Italy criticizes Germany for funding migrant charity groups
Following claims by Italian media, a representative for the German Foreign Ministry stated on Friday that Berlin was putting in place a legislative financial support scheme for both civilian maritime rescue and land operations.
A German plan to fund NGOs assisting migrants in the Mediterranean is causing problems for Italy, according to Defense Minister Guido Crosetto, as Rome seeks to impose stricter measures to curb the arrival of migrants.
Following claims in Italian media, a representative for the German Foreign Ministry stated on Friday that Berlin was putting in place a legislative financial support scheme for both civilian maritime rescue and land operations.
This comes as German Economy Minister Robert Habeck on Saturday announced that German communities are no longer capable of providing accommodation for migrants coming into Germany.
The German Interior Ministry ordered last week a halt in voluntary migrant intake from Italy, whose Mediterranean island of Lampedusa became the focus of a migrant flood last week, due to "major challenges faced by Germany with regard to its reception and accommodation capacities."
Last week, the Italian island of Lampedusa declared a state of emergency due to over 8,000 undocumented migrants arriving in just three days, surpassing the island's permanent population. Lampedusa's Mayor, Filippo Mannino, described the situation as nearing a breaking point.
A spokesperson for the German foreign ministry told Reuters "We have received several applications for funding. The review of the applications has already been completed in two cases," describing that each project was between $426,000-$852,160.
Crosetto told daily La Stampa that Rome considered the move "very serious," detailing that his party is focusing on fighting the "international criminals" that commit human smuggling.
According to Crosetto, Berlin "pretends" not to be aware that it is causing these difficulties for Italy, which "in theory should be a friend."
Germany's foreign ministry believes rescuing people at sea is a "legal, humanitarian and moral duty."
SOS Humanity announced on Saturday that it will receive around 790,000 euros from the German government.
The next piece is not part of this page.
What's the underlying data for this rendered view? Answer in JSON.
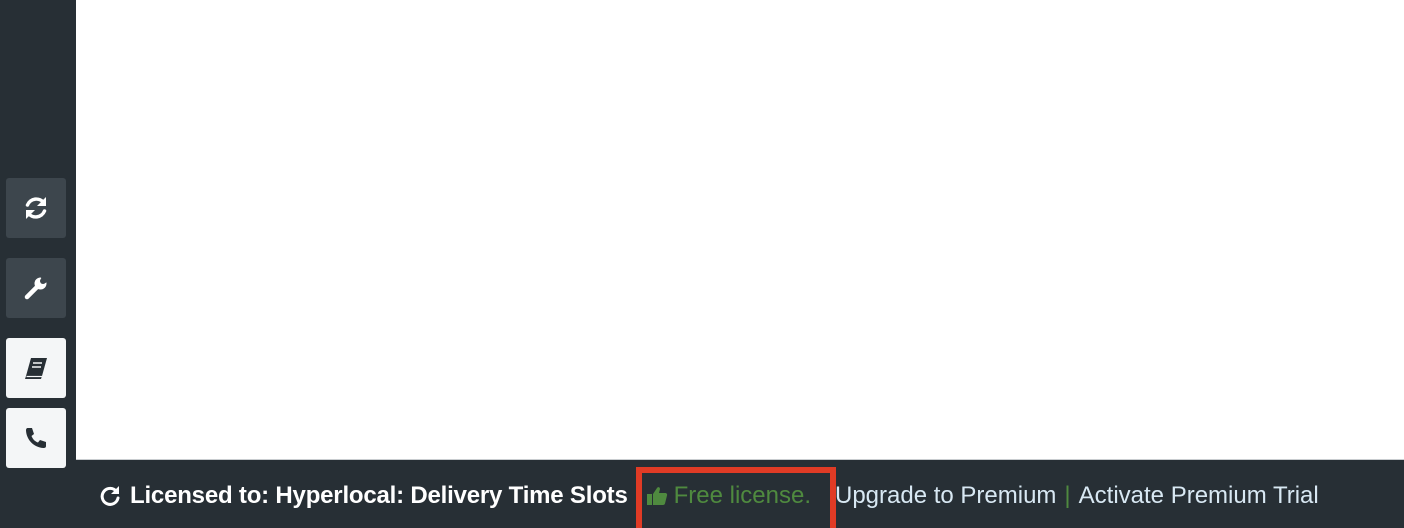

The Pope on Saturday reiterated his call for European governments to take greater responsibility in caring for migrants making perilous journeys across the Mediterranean. He stated, "Those who risk their lives at sea do not invade, they look for welcome."